Record excerpts:
-=-=-
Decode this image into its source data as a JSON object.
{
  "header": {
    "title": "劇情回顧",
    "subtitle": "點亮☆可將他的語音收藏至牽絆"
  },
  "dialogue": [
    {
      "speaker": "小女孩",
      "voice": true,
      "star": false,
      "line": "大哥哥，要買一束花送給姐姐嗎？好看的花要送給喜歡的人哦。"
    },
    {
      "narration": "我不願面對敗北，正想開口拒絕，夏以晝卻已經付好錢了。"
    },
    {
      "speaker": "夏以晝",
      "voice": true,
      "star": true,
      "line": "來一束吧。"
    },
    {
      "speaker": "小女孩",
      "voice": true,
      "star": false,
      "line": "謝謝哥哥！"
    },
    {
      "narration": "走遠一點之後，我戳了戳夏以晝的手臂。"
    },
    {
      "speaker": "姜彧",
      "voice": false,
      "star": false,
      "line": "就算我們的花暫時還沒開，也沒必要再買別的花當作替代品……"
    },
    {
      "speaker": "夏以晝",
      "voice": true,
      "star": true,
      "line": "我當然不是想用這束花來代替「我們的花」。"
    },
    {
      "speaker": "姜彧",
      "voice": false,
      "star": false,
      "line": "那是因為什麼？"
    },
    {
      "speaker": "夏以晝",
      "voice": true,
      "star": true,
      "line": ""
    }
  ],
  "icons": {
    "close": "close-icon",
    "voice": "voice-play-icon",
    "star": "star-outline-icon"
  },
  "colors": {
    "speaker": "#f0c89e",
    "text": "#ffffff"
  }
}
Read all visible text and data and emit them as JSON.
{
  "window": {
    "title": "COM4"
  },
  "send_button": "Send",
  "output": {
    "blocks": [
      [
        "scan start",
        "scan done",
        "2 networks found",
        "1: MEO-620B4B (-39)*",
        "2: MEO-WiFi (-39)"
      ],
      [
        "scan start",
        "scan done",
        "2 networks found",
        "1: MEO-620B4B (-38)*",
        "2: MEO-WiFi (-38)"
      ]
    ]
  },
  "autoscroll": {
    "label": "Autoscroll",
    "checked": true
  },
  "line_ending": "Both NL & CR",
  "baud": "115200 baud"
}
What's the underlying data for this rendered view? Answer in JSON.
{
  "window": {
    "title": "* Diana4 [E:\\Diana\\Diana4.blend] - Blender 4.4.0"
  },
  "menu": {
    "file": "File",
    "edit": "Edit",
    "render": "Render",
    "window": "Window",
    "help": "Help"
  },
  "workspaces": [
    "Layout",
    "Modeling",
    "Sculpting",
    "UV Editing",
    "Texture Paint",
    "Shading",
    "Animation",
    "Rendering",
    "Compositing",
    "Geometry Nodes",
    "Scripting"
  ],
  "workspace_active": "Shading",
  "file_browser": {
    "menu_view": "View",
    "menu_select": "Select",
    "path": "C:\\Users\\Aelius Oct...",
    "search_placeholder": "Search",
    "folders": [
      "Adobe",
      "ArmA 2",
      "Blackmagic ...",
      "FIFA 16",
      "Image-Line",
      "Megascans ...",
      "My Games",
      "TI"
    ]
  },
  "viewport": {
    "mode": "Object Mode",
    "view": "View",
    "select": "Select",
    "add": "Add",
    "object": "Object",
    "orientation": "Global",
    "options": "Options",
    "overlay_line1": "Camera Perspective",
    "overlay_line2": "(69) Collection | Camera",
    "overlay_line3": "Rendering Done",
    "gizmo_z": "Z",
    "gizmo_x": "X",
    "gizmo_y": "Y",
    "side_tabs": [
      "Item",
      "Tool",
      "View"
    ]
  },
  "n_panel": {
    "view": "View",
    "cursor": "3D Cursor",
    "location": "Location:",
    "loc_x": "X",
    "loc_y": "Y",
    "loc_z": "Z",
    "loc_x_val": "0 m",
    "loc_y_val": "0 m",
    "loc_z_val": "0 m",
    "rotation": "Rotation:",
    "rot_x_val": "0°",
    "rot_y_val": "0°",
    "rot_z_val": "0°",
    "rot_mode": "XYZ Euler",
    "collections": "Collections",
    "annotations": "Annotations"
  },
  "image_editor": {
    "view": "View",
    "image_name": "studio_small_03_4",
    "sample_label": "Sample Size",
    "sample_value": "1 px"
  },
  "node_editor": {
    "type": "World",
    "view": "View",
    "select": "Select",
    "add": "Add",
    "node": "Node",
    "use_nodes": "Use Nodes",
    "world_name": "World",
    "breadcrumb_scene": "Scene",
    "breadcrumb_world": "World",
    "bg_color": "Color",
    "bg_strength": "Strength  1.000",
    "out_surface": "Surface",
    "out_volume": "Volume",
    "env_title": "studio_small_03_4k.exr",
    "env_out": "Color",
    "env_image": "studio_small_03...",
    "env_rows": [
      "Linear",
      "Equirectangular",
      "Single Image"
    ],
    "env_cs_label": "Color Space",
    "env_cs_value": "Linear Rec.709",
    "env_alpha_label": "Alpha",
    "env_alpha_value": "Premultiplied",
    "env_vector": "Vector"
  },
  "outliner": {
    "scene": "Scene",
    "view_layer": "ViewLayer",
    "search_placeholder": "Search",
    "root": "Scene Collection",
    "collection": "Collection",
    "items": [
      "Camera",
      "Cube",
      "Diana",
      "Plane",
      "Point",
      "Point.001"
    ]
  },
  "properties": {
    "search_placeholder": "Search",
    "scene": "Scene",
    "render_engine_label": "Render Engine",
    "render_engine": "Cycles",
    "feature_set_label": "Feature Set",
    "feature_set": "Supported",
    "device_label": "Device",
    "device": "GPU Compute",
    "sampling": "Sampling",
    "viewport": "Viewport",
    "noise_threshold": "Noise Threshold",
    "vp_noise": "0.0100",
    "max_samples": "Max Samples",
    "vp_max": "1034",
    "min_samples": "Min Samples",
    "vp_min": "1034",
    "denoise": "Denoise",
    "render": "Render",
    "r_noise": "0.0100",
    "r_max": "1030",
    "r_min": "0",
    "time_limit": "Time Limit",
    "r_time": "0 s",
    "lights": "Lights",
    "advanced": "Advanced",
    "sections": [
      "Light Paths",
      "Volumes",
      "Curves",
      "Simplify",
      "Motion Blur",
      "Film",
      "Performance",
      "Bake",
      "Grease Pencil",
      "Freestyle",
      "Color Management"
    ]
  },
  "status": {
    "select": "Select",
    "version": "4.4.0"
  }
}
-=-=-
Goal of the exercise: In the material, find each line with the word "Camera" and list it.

Your solution:
    "overlay_line1": "Camera Perspective",
    "overlay_line2": "(69) Collection | Camera",
      "Camera",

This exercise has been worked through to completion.